PHILADELPHIA (WPVI) -- A forensic artist with the Philadelphia Police Department, known for creating portraits of fallen officers, is remembering a 73-year-old resident who was murdered while out for an early morning walk.
Officer Jonny Castro shared his portrait of James Lambert, Jr. to his social pages on Tuesday afternoon.
The portrait shows the man's friends and family affectionately called "Simmie" wearing a suit with a red tie, red handkerchief and a cap.
"Even in his 70's, he took a great amount of pride in his appearance. His niece said James still dressed with style each and every day," Castro wrote.
Fourteen-year-old Richard Jones, who turned himself in to police, has been charged as an adult in Lambert's killing.
Police say Jones has been charged with murder and criminal conspiracy.
The teenager has been identified by authorities as one of the seven juveniles seen on surveillance attacking Lambert around 2:38 a.m. on Friday, June 24 on the 2100 block of Cecil B. Moore Avenue in North Philadelphia.
The children were seen striking Lambert multiple times with a construction cone.
"At one point he tried to get up to run away but they continued their assault. Surveillance video captured the teens smiling and laughing as they pummeled the elderly man," Castro said.
Lambert died from his injuries the next day.
Jones surrendered on Monday, along with a 10-year-old child who was later released. A 14-year-old girl turned herself in on Wednesday.
In his post, Castro said Lambert was a lifelong resident of Philadelphia. The walk he was taking was one he did regularly for the last 60 years of his life, the officer said.
"He was at his 85-year-old sister's house for dinner just hours before the violent attack, and would regularly visit his family members who all still live in the area," Castro said.
Elsie Stephens, the victim's sister, told Action News earlier this week she is struggling to comprehend what happened.
"When my parents died I raised my brothers and sisters. It's so sad he lived that long and these kids would take his life and beat him like he was nothing in the street," Elsie Stephens said. "He was trying to get away from them and they ran behind him and beat him like he was nothing."
Lambert's niece, Rochelle Stephens, said the hardest part was telling her grandson that Uncle Simmie didn't make it.
"He kept saying, 'He's going to be alright. Uncle Simmie is coming home.
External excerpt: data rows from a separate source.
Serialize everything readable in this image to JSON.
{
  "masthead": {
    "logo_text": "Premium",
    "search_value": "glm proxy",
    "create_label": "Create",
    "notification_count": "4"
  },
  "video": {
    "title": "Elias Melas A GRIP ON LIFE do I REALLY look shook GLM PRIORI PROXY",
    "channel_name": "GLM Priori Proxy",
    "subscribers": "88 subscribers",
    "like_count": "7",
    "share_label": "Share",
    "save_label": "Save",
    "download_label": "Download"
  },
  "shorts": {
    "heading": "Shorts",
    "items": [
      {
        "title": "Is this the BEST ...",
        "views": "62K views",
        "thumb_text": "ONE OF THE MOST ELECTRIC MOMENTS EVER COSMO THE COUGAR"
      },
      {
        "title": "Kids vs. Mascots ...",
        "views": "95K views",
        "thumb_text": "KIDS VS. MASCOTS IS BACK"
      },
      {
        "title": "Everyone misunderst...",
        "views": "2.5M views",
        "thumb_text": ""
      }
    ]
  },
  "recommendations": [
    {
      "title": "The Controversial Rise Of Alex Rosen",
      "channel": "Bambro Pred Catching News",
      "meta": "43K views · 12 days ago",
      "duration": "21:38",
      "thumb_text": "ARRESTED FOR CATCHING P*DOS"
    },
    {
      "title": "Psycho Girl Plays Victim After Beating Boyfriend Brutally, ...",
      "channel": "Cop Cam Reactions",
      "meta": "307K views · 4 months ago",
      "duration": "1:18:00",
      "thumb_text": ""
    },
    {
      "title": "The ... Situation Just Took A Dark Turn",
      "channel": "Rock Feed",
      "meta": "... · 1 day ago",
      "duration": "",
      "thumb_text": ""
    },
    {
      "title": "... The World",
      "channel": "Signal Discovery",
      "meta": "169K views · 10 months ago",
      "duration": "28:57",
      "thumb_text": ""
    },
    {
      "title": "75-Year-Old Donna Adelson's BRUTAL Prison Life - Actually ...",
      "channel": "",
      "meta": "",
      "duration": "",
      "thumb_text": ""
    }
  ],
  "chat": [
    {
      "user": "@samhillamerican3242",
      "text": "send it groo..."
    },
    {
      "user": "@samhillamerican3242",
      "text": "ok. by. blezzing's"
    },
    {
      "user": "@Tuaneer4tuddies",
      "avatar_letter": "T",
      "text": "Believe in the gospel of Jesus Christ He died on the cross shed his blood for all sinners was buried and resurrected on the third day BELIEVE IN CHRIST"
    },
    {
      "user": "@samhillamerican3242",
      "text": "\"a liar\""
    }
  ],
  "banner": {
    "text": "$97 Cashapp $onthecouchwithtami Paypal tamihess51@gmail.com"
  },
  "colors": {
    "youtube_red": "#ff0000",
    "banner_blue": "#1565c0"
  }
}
He's going to be OK,'" Rochelle Stephens said. "And for my 3-year-old grandson to understand that now he is never coming back, he holds onto the funeral card and says, 'They took my uncle.'"